- Use stories to illustrate your points
For as long as humans have been speaking, they have been telling stories. Any good leader knows that storytelling is a powerful tool that can illustrate complex concepts and explain data.
Use targeted stories to evoke emotions, inspire action, and get a good belly laugh from your audience. Just make sure that your stories are connected to your point, and that they do not meander or go off topic. You’ll be surprised how emotionally engaged people can become when you tell them a good story.
- Project confidence and authority with your voice
If you are nervous, your voice might quaver, stammer, or quake. If this is something you are worried about, you should seek the help of a trained vocal coach. A weak voice can make your audience think that you have weak points, or that you are unsure about what you are saying.

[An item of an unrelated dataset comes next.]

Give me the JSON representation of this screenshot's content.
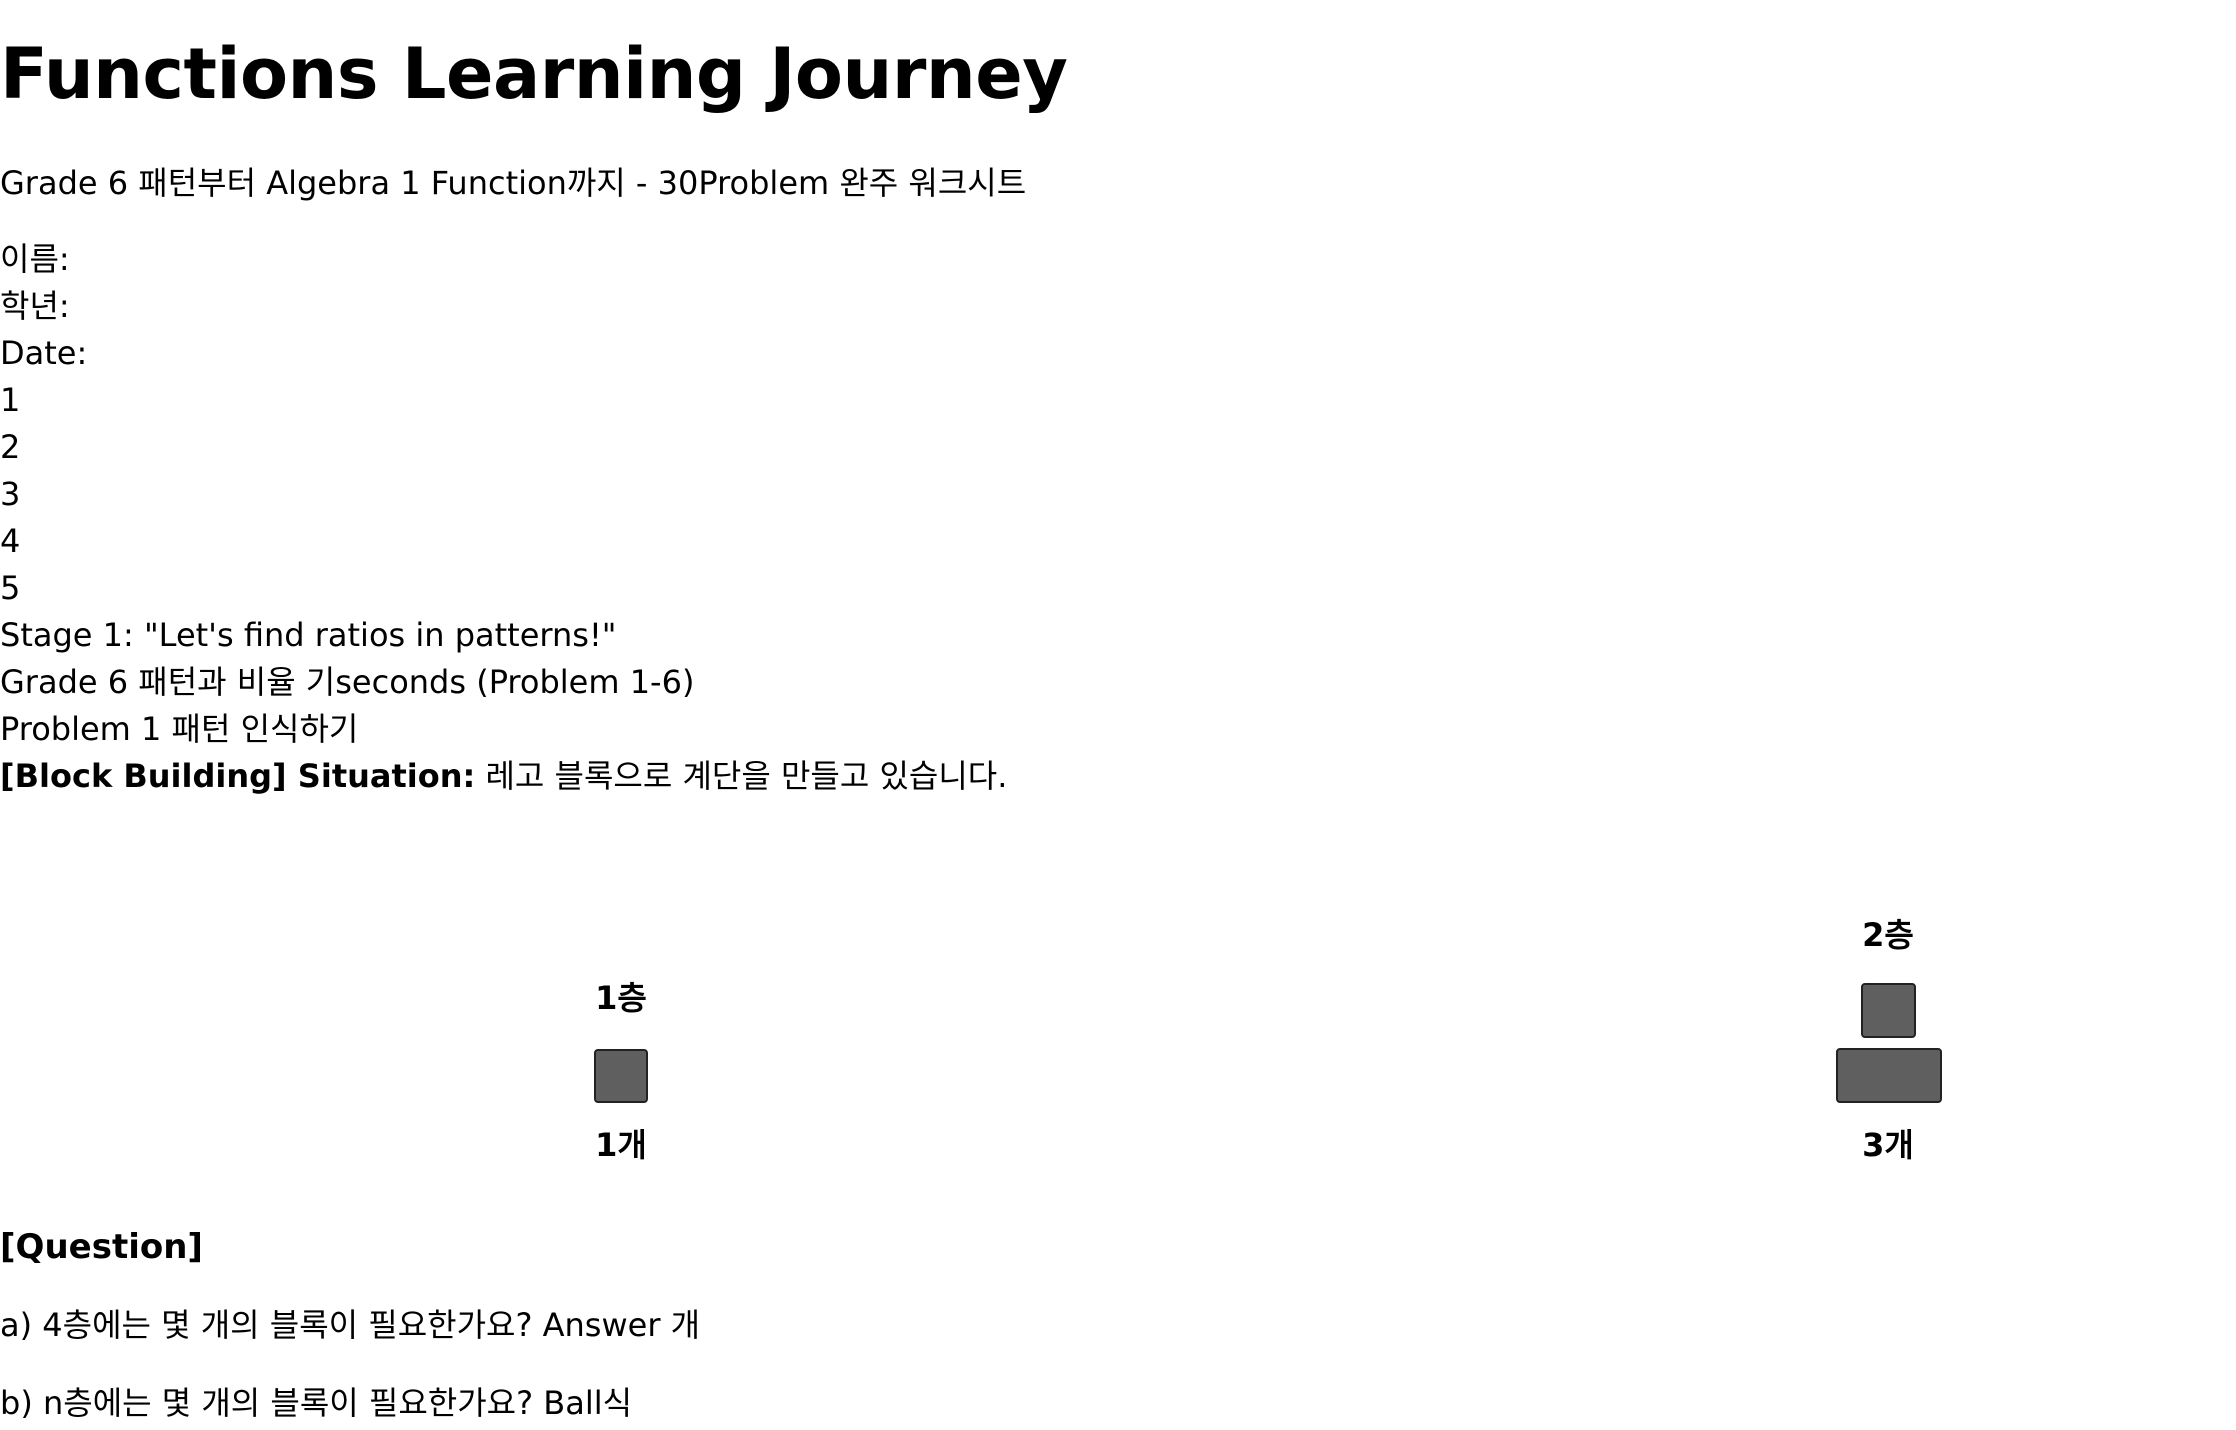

Even if you can’t afford or don’t want to use a vocal coach - practice, practice, practice. It can help to record yourself speaking, and listening or watching what you look and sound like. This can help you identify strange tics and habits that could be distracting to your audience.
- Don’t overwhelm your audience with a wall of text
Some orators choose to eschew PowerPoint or visual aids, as they find that these can distract your audience from what you are saying and the impact of your message. If you do choose to use PowerPoint, make sure that you do not simply just print your presentation on the slides.
Audiences get overwhelmed by a ‘wall of text’ and they will naturally stop listening to you and start reading ahead. Instead, use a few key words and phrases, and use photos and illustration to highlight and accompany your points.
- Be clear and concise
While you might feel like you can ‘talk forever about this topic,’ going into your talk without preparation is a recipe for disaster. Write your presentation, and then cut it down, and cut it down again. Be as concise and clear as possible, and make sure that you are not giving unnecessary information that will bore your audience, or lead them off topic.
The best way to be clear and concise when you are behind the lectern? We’ve said it before – but practicing is the most important thing you can do!
- Show your audience that you are passionate about your topic
It is much more exciting to listen to someone who speak when their passion for the topic comes through. Even if you initially disagree with what someone has to say, when they express it in a passionate way it can help you come around to their side. Just remember that there is a big difference between ‘passionate’ and ‘fanatical!
- Tailor your style to your audience
One of the best ways to get the audience ‘on your side’ and listening keenly to what you have to say is to tightly tailor your style to who you are speaking to. You wouldn’t speak casually to a group of senior lawmakers, but similarly, you shouldn't be overly formal if you are addressing teenagers! Be as conversational as the setting allows, and adjust your delivery to the people in the crowd. Even if you plan to appear ‘off the cuff,’ you still need to go into the presentation well prepared and practiced.
Looking for lecterns for sale?
As you are preparing to give a presentation, you should take some time to prepare your tools and equipment. Test your projectors, microphones, and other A/V equipment to ensure that everything is working smoothly and without a hitch.
Similarly, have a look at your current lectern and make sure that it is in good condition, without any damage or a wobble. Lecterns add a professional touch to your presentation, and give you a place to set notes in an organised fashion.
If you are looking for lecterns for sale, get in touch with the team at Red17. We are here to answer your questions and help you select the ideal lectern for your needs.
Read more: Choosing the Right Lectern for Your Venue